Post Fri Jan 17, 2014 12:06 am

House Rules for Deprivation

Original D&D doesn't have much to say on hunger and thirst, but the inclusion of supplies and the wilderness exploration game implies that deprivation is a very real possibility.

As it happens OD&D's wilderness exploration game is built squarely on top of Outdoor Survival; a board game specifically about dying of thirst/hunger in the wilderness. It seems to me that game's deprivation rules are appropriate to wilderness exploration in D&D too, so I've translated them for DD (see below). Throw in the fatigue rules from Chainmail, and we're there.


Deprivation
Thirst and starvation in Outdoor Survival results in loss of mobility. A player in top condition can move 6 hexes per day, but as his condition worsens his movement rate slows. A player can (generously) survive at most 6 days without water, and at most 22 days without food; combined stresses will kill the player sooner. To generalise; thirst is about three times as severe as is hunger in the Outdoor Survival game.


Fatigue
Fatigue occurs in Chainmail as a result of extended periods of movement and/or combat. In Chainmail it has the effect of reducing a figure's classification on the Mass Combat Tables by one troop grade. As far as foot types are concerned, this essentially means the figure attacks at -1 (on a d6), is attacked at +1 (on a d6), and has a morale penalty.


Deprivation Rules Translated for DD

In a Nutshell
  • -1/3rd movement per day without water,
  • -1/6th movement per two-days without food,
  • Movement penalties are cumulative,
  • Any movement penalty includes fatigue,
  • Death occurs at 0 movement.


In More Detail

The Good
  • A PC can function normally without water for one day
  • +1 day if he is heroic or has >14 constitution
  • -1 day if he has <7 constitution, or in hot weather
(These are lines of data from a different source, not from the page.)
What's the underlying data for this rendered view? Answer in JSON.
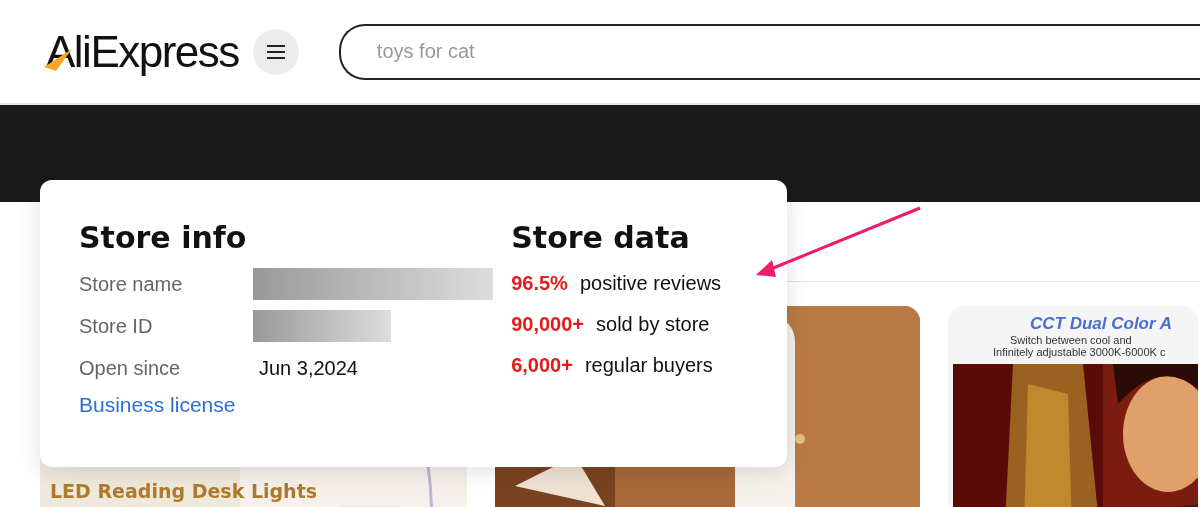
{
  "header": {
    "logo": "AliExpress",
    "search": {
      "placeholder": "toys for cat"
    }
  },
  "store_popup": {
    "info": {
      "title": "Store info",
      "rows": [
        {
          "label": "Store name",
          "value_redacted": true
        },
        {
          "label": "Store ID",
          "value_redacted": true
        },
        {
          "label": "Open since",
          "value": "Jun 3,2024"
        }
      ],
      "link": "Business license"
    },
    "data": {
      "title": "Store data",
      "stats": [
        {
          "value": "96.5%",
          "label": "positive reviews"
        },
        {
          "value": "90,000+",
          "label": "sold by store"
        },
        {
          "value": "6,000+",
          "label": "regular buyers"
        }
      ]
    }
  },
  "products": [
    {
      "kind": "light",
      "title": "LED Reading Desk Lights"
    },
    {
      "kind": "wood"
    },
    {
      "kind": "promo",
      "title": "CCT Dual Color A",
      "subtitle": [
        "Switch between cool and",
        "Infinitely adjustable 3000K-6000K c"
      ]
    }
  ]
}
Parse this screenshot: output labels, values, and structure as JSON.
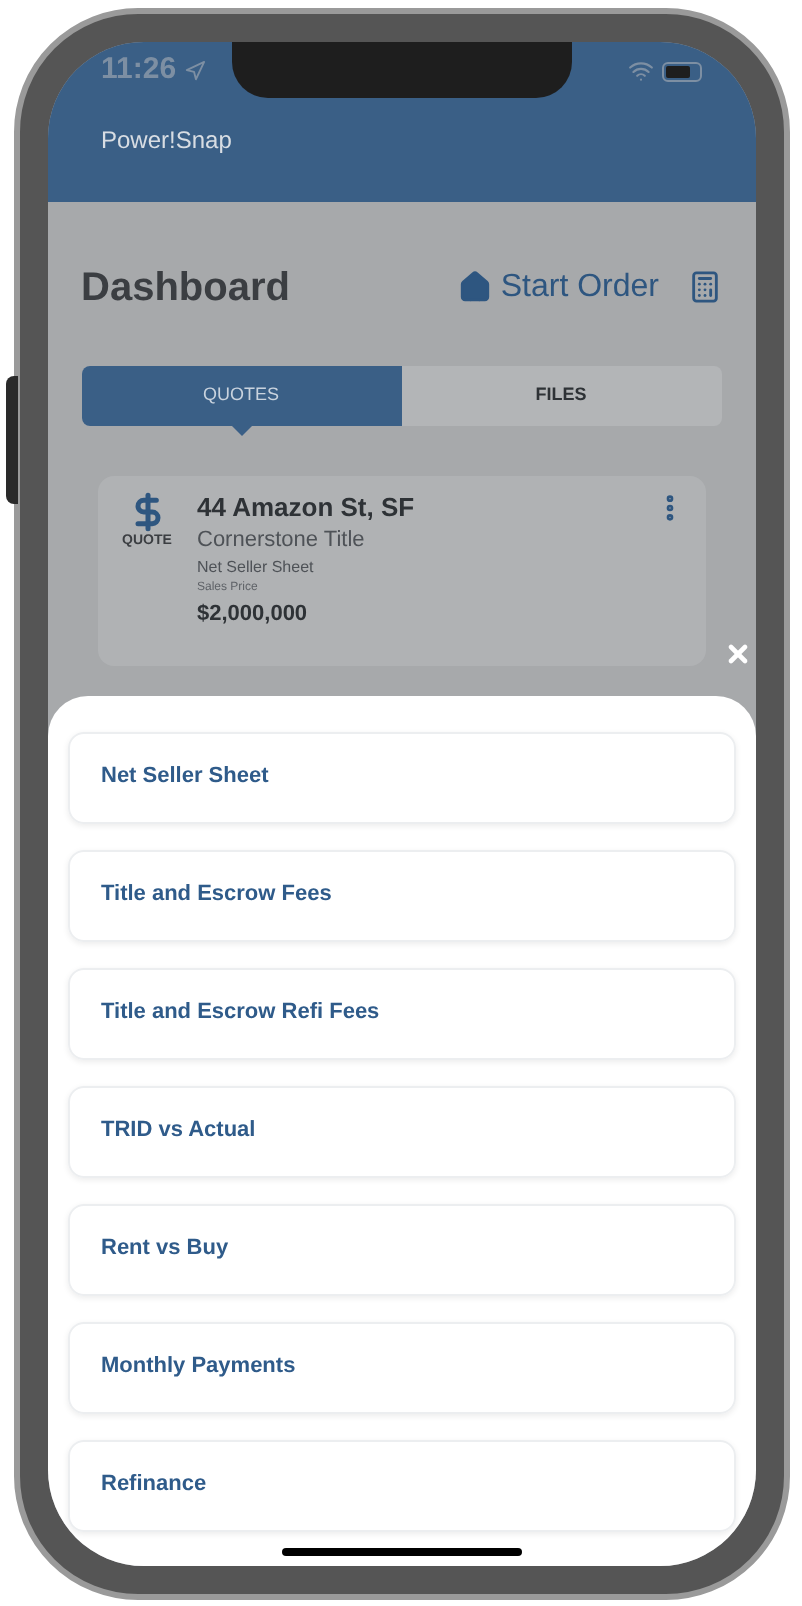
{
  "status_bar": {
    "time": "11:26"
  },
  "app_bar": {
    "title": "Power!Snap"
  },
  "header": {
    "title": "Dashboard",
    "start_order": "Start Order"
  },
  "tabs": [
    {
      "label": "QUOTES",
      "selected": true
    },
    {
      "label": "FILES",
      "selected": false
    }
  ],
  "quote_card": {
    "badge": "QUOTE",
    "address": "44 Amazon St, SF",
    "company": "Cornerstone Title",
    "type": "Net Seller Sheet",
    "price_label": "Sales Price",
    "price": "$2,000,000"
  },
  "sheet_items": [
    {
      "label": "Net Seller Sheet"
    },
    {
      "label": "Title and Escrow Fees"
    },
    {
      "label": "Title and Escrow Refi Fees"
    },
    {
      "label": "TRID vs Actual"
    },
    {
      "label": "Rent vs Buy"
    },
    {
      "label": "Monthly Payments"
    },
    {
      "label": "Refinance"
    }
  ]
}
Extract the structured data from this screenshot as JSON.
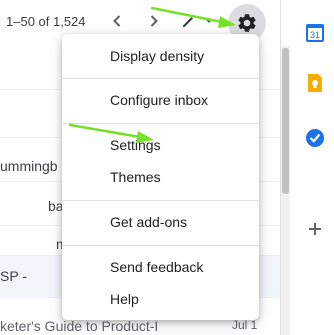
{
  "toolbar": {
    "pager_text": "1–50 of 1,524",
    "icons": {
      "prev": "chevron-left-icon",
      "next": "chevron-right-icon",
      "input_tools": "pencil-icon",
      "input_tools_menu": "caret-down-icon",
      "settings": "gear-icon"
    }
  },
  "email_list": {
    "rows": [
      {
        "text": "ummingb"
      },
      {
        "text": "ba"
      },
      {
        "text": "m"
      },
      {
        "text": "SP -"
      },
      {
        "text": "keter's Guide to Product-I",
        "date": "Jul 1"
      }
    ]
  },
  "settings_menu": {
    "items": [
      {
        "label": "Display density"
      },
      {
        "label": "Configure inbox"
      },
      {
        "label": "Settings"
      },
      {
        "label": "Themes"
      },
      {
        "label": "Get add-ons"
      },
      {
        "label": "Send feedback"
      },
      {
        "label": "Help"
      }
    ]
  },
  "side_panel": {
    "calendar_day": "31",
    "icons": [
      "calendar-icon",
      "keep-icon",
      "tasks-icon",
      "add-icon"
    ]
  },
  "colors": {
    "annotation_arrow": "#76e02a",
    "gear_highlight": "#dadce0",
    "calendar_blue": "#1a73e8",
    "keep_yellow": "#f9ab00",
    "tasks_blue": "#1a73e8"
  }
}
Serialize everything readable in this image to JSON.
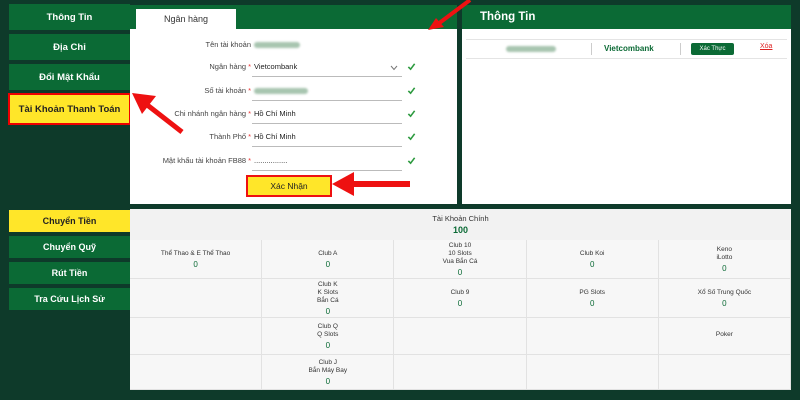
{
  "sidebar_top": {
    "items": [
      "Thông Tin",
      "Địa Chỉ",
      "Đổi Mật Khẩu",
      "Tài Khoản Thanh Toán"
    ],
    "active_index": 3
  },
  "bank_form": {
    "tab": "Ngân hàng",
    "fields": [
      {
        "label": "Tên tài khoản",
        "required": false,
        "value": ""
      },
      {
        "label": "Ngân hàng",
        "required": true,
        "value": "Vietcombank"
      },
      {
        "label": "Số tài khoản",
        "required": true,
        "value": ""
      },
      {
        "label": "Chi nhánh ngân hàng",
        "required": true,
        "value": "Hồ Chí Minh"
      },
      {
        "label": "Thành Phố",
        "required": true,
        "value": "Hồ Chí Minh"
      },
      {
        "label": "Mật khẩu tài khoản FB88",
        "required": true,
        "value": "................"
      }
    ],
    "submit_label": "Xác Nhận"
  },
  "info_panel": {
    "title": "Thông Tin",
    "bank": "Vietcombank",
    "verify_label": "Xác Thực",
    "delete_label": "Xóa"
  },
  "sidebar_bottom": {
    "items": [
      "Chuyển Tiền",
      "Chuyển Quỹ",
      "Rút Tiền",
      "Tra Cứu Lịch Sử"
    ],
    "active_index": 0
  },
  "wallet": {
    "main_title": "Tài Khoản Chính",
    "main_balance": "100",
    "cells": [
      {
        "name": "Thể Thao & E Thể Thao",
        "balance": "0"
      },
      {
        "name": "Club A",
        "balance": "0"
      },
      {
        "name": "Club 10\n10 Slots\nVua Bắn Cá",
        "balance": "0"
      },
      {
        "name": "Club Koi",
        "balance": "0"
      },
      {
        "name": "Keno\niLotto",
        "balance": "0"
      },
      {
        "name": "",
        "balance": ""
      },
      {
        "name": "Club K\nK Slots\nBắn Cá",
        "balance": "0"
      },
      {
        "name": "Club 9",
        "balance": "0"
      },
      {
        "name": "PG Slots",
        "balance": "0"
      },
      {
        "name": "Xổ Số Trung Quốc",
        "balance": "0"
      },
      {
        "name": "",
        "balance": ""
      },
      {
        "name": "Club Q\nQ Slots",
        "balance": "0"
      },
      {
        "name": "",
        "balance": ""
      },
      {
        "name": "",
        "balance": ""
      },
      {
        "name": "Poker",
        "balance": ""
      },
      {
        "name": "",
        "balance": ""
      },
      {
        "name": "Club J\nBắn Máy Bay",
        "balance": "0"
      },
      {
        "name": "",
        "balance": ""
      },
      {
        "name": "",
        "balance": ""
      },
      {
        "name": "",
        "balance": ""
      }
    ]
  },
  "colors": {
    "brand_green": "#0b6a35",
    "highlight_yellow": "#ffe629",
    "annotation_red": "#e11111"
  }
}
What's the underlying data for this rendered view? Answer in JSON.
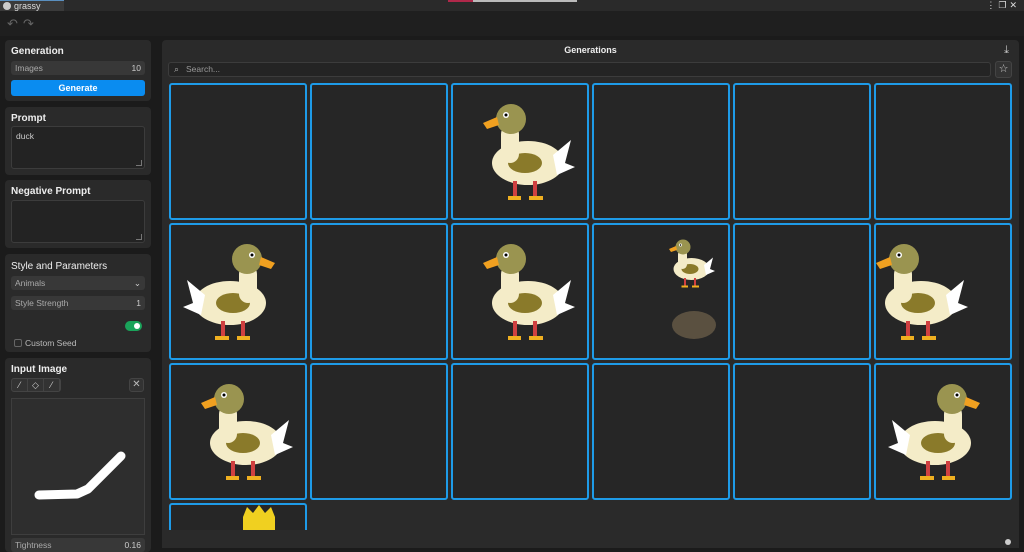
{
  "window": {
    "tab_title": "grassy ground",
    "controls": [
      "⋮",
      "❐",
      "✕"
    ]
  },
  "toolbar": {
    "undo": "↶",
    "redo": "↷"
  },
  "generation": {
    "title": "Generation",
    "images_label": "Images",
    "images_value": "10",
    "generate_label": "Generate"
  },
  "prompt": {
    "title": "Prompt",
    "value": "duck"
  },
  "negative_prompt": {
    "title": "Negative Prompt",
    "value": ""
  },
  "style": {
    "title": "Style and Parameters",
    "style_value": "Animals",
    "strength_label": "Style Strength",
    "strength_value": "1",
    "toggle_on": true,
    "custom_seed_label": "Custom Seed",
    "custom_seed_checked": false
  },
  "input_image": {
    "title": "Input Image",
    "tightness_label": "Tightness",
    "tightness_value": "0.16"
  },
  "main": {
    "title": "Generations",
    "search_placeholder": "Search..."
  },
  "colors": {
    "accent": "#0a8cf0",
    "cell_border": "#1e9be8",
    "toggle": "#1aa35a"
  }
}
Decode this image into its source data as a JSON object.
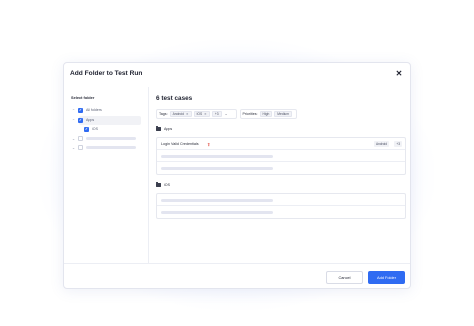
{
  "modal": {
    "title": "Add Folder to Test Run",
    "close_glyph": "✕"
  },
  "sidebar": {
    "heading": "Select folder",
    "items": [
      {
        "label": "All folders",
        "checked": true,
        "chevron": "⌃"
      },
      {
        "label": "Apps",
        "checked": true,
        "chevron": "⌃"
      },
      {
        "label": "iOS",
        "checked": true
      },
      {
        "label": "",
        "checked": false,
        "chevron": "⌄"
      },
      {
        "label": "",
        "checked": false,
        "chevron": "⌄"
      }
    ]
  },
  "content": {
    "title": "6 test cases",
    "filters": {
      "tags_label": "Tags:",
      "tags": [
        "Android",
        "iOS"
      ],
      "tags_more": "+3",
      "priorities_label": "Priorities:",
      "priorities": [
        "High",
        "Medium"
      ],
      "remove_glyph": "✕",
      "dropdown_glyph": "⌄"
    },
    "sections": [
      {
        "name": "Apps",
        "cases": [
          {
            "name": "Login Valid Credentials",
            "priority_glyph": "⇧",
            "tag": "Android",
            "more": "+3"
          }
        ]
      },
      {
        "name": "iOS"
      }
    ]
  },
  "footer": {
    "cancel_label": "Cancel",
    "add_label": "Add Folder"
  },
  "colors": {
    "accent": "#2f6bf2",
    "priority_high": "#e0453a"
  }
}
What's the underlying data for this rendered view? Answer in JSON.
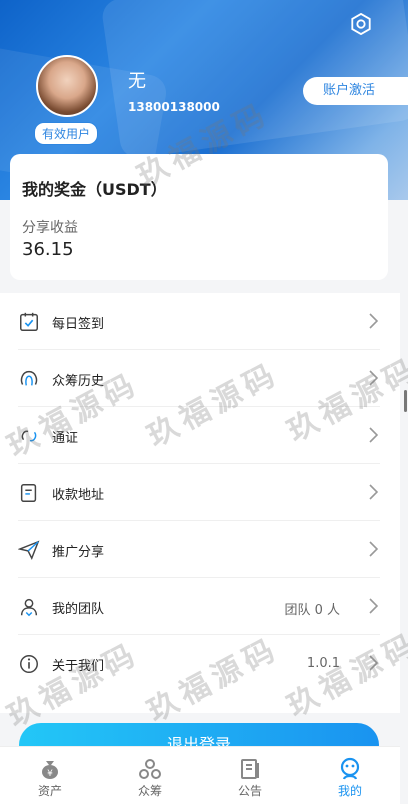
{
  "header": {
    "username": "无",
    "phone": "13800138000",
    "badge": "有效用户",
    "activate_label": "账户激活"
  },
  "bonus": {
    "title": "我的奖金（USDT）",
    "share_label": "分享收益",
    "share_value": "36.15"
  },
  "menu": {
    "items": [
      {
        "label": "每日签到",
        "icon": "calendar-check-icon"
      },
      {
        "label": "众筹历史",
        "icon": "history-icon"
      },
      {
        "label": "通证",
        "icon": "token-icon"
      },
      {
        "label": "收款地址",
        "icon": "document-icon"
      },
      {
        "label": "推广分享",
        "icon": "paper-plane-icon"
      },
      {
        "label": "我的团队",
        "icon": "team-icon",
        "value": "团队 0 人"
      },
      {
        "label": "关于我们",
        "icon": "info-icon",
        "value": "1.0.1"
      }
    ]
  },
  "logout_label": "退出登录",
  "tabs": [
    {
      "label": "资产",
      "icon": "money-bag-icon",
      "active": false
    },
    {
      "label": "众筹",
      "icon": "crowdfund-icon",
      "active": false
    },
    {
      "label": "公告",
      "icon": "notice-icon",
      "active": false
    },
    {
      "label": "我的",
      "icon": "profile-icon",
      "active": true
    }
  ],
  "watermark": "玖福源码",
  "colors": {
    "accent": "#1a93f0",
    "header_blue": "#1b6fd1",
    "logout_start": "#23c7f7"
  }
}
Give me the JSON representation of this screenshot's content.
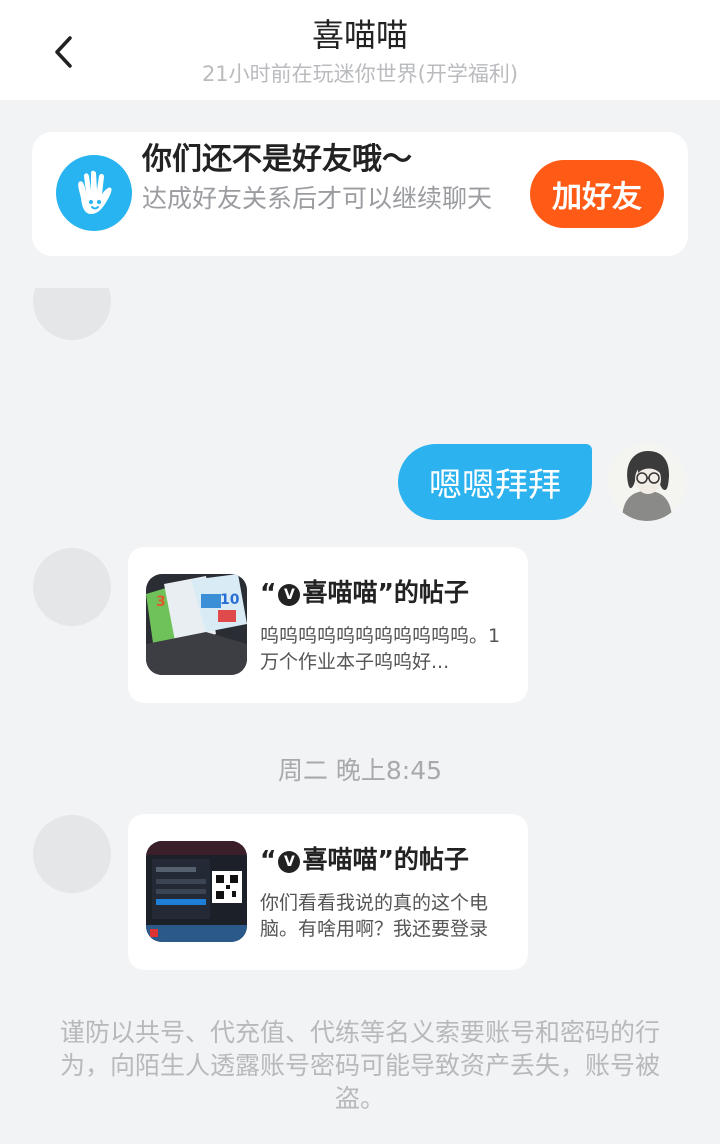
{
  "header": {
    "title": "喜喵喵",
    "subtitle": "21小时前在玩迷你世界(开学福利)",
    "back_icon": "chevron-left-icon"
  },
  "friend_notice": {
    "title": "你们还不是好友哦～",
    "description": "达成好友关系后才可以继续聊天",
    "add_button_label": "加好友",
    "icon": "hand-wave-icon",
    "accent_color": "#ff5a16",
    "icon_color": "#28b4f0"
  },
  "messages": {
    "outgoing": {
      "text": "嗯嗯拜拜",
      "bubble_color": "#2cb2ee"
    },
    "posts": [
      {
        "title_prefix": "“",
        "badge": "V",
        "author": "喜喵喵",
        "title_suffix": "”的帖子",
        "description": "呜呜呜呜呜呜呜呜呜呜呜。1万个作业本子呜呜好..."
      },
      {
        "title_prefix": "“",
        "badge": "V",
        "author": "喜喵喵",
        "title_suffix": "”的帖子",
        "description": "你们看看我说的真的这个电脑。有啥用啊？我还要登录"
      }
    ],
    "timestamp": "周二 晚上8:45"
  },
  "warning": {
    "text": "谨防以共号、代充值、代练等名义索要账号和密码的行为，向陌生人透露账号密码可能导致资产丢失，账号被盗。"
  }
}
  • A PC can function normally without food for a period of two days
  • +1 day if he is heroic
  • +1 day if he has >14 constitution
  • -1 day if he has <7 constitution


The Bad
Except for the above "grace period":
  • Movement rate is reduced by 1/3rd for each day without water, and
  • Movement rate is reduced by 1/6th for each period (as above) without food.
Penalties are cumulative.
Death occurs at 0 movement.


The Ugly
Any PC with impaired movement due to deprivation is also fatigued.

Chainmail's fatigue effect is represented as a -2 penalty to hit, to AC, and to morale checks.
Chainmail (effectively) imposes a -1 on a d6 for fatigue which is nearer to -3 on a d20, but -2 penalties occur elsewhere in DD so it seems prudent to maintain this symmetry. Chainmail's morale effect is much more complicated to quantify, so a simplistic but practical translation is to apply the same -2 penalty (but this time on a 2d6, making it is a more significant penalty).


Simple Example:
A normal man can move 12" on the first day without water. He will be fatigued and move only 8" on the second day (after one full day without water). He will likewise be fatigued but move only 4" on the third day (after two full days without water), and will die on the fourth day (after three full days without water).
[f=32]Golgildir the Elf Medium (MV 12", AC 9, HD 1, hp 1/1, AL N) great cloak, lantern; spells: color spray; scrolls: sleep, sleep, charm person
Hirelings: Georges; torch[/f]